Washington state officials to eye rules to ban pot at bars

Washington state officials said Wednesday it's not OK for bars to allow marijuana use, and they plan to take steps to address that.

The announcement from the state Liquor Control Board followed a report by The Associated Press about establishments in Olympia and Tacoma that allow people to get high on-site.

"It is important that the board clarify now that consuming marijuana in a state liquor-licensed establishment is not acceptable," said board chairwoman Sharon Foster. "Public consumption of marijuana is clearly illegal under Washington's new law."

Board members were also concerned about the prospect of people mixing alcohol and marijuana, then getting behind the wheel.

Washington legalized pot for adults last fall, but public display and use of marijuana is barred, punishable by a civil infraction carrying a $103 fine.

The Liquor Control Board's rules allow it to punish bars that let criminal activity happen on-site, but not bars that allow civil infractions. Regulators plans to address that loophole.

The board intends to require all liquor-license holders to ban marijuana use, said board spokesman Brian Smith. Violators could be hit with fines or see their licenses suspended or revoked.

"They don't want to see the proliferation of this type of activity," Smith said.

The board said it knew of only two bars that allow on-site pot use, and learned of both from media reports: Frankie's Sports Bar and Grill in Olympia, less than a mile from the board's headquarters, and the Stonegate in Tacoma.

An AP report on the two bars last week prompted Gov. Jay Inslee to call on the board to crack down.

The bars have tried to get around the ban on public use of marijuana by having "private rooms" with a nominal membership fee required for entrance. The Stonegate also tried to get around the state smoking ban by allowing only the vaporizing of marijuana -- a method that involves heating marijuana without burning it.

The upstairs marijuana bar at the Stonegate is run by Michael Schaef's Greenlight Expo, a medical marijuana dispensary. Medical marijuana patients can buy cannabis at the bar, but others have to bring their own and rent a vaporizer or pay to have one prepared for them.

"What the board has to understand is that people have always been mixing alcohol and cannabis," Schaef said. "If they don't allow this, what we are doing is forcing people to break the law by sneaking to some dark area to do it."
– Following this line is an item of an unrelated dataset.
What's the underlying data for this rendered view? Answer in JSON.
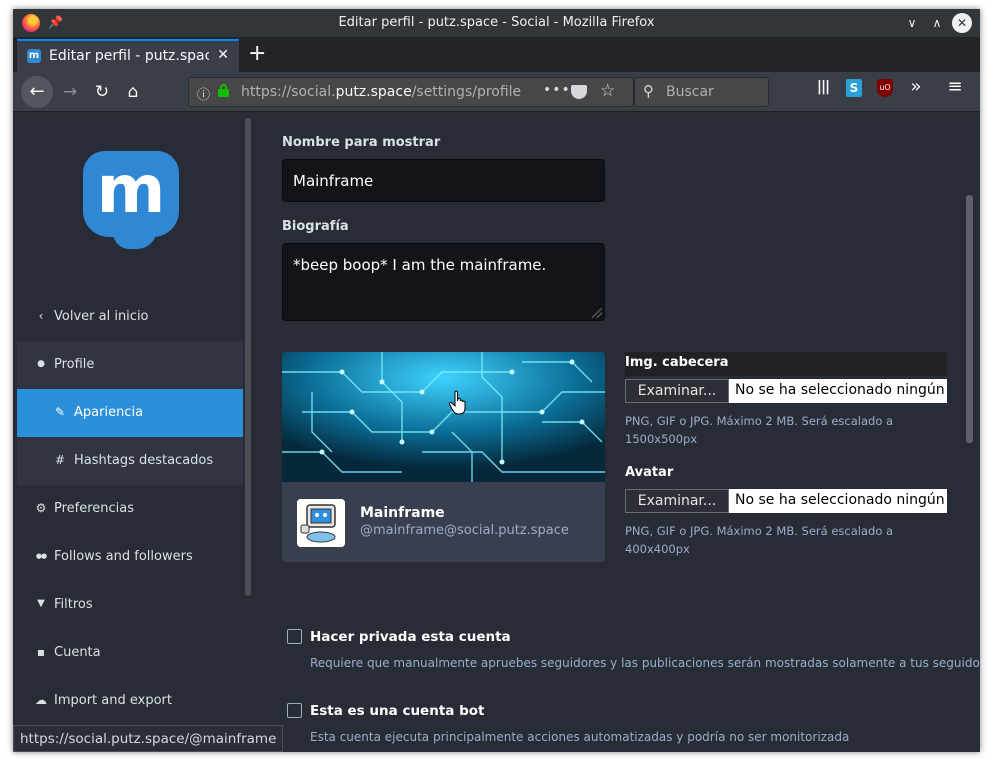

Jeff Call, the Stonegate's owner, agreed.

"They're just going to go out to the alley or their car," he said. "It seems like the board wants to steer it toward having separate pot clubs. You're just going to have pot clubs spring up next to liquor bars, and people are going to be going next door and then coming back over to the bar."

The board's action Wednesday begins the rule-making process. The board will take public comment before finalizing any rules.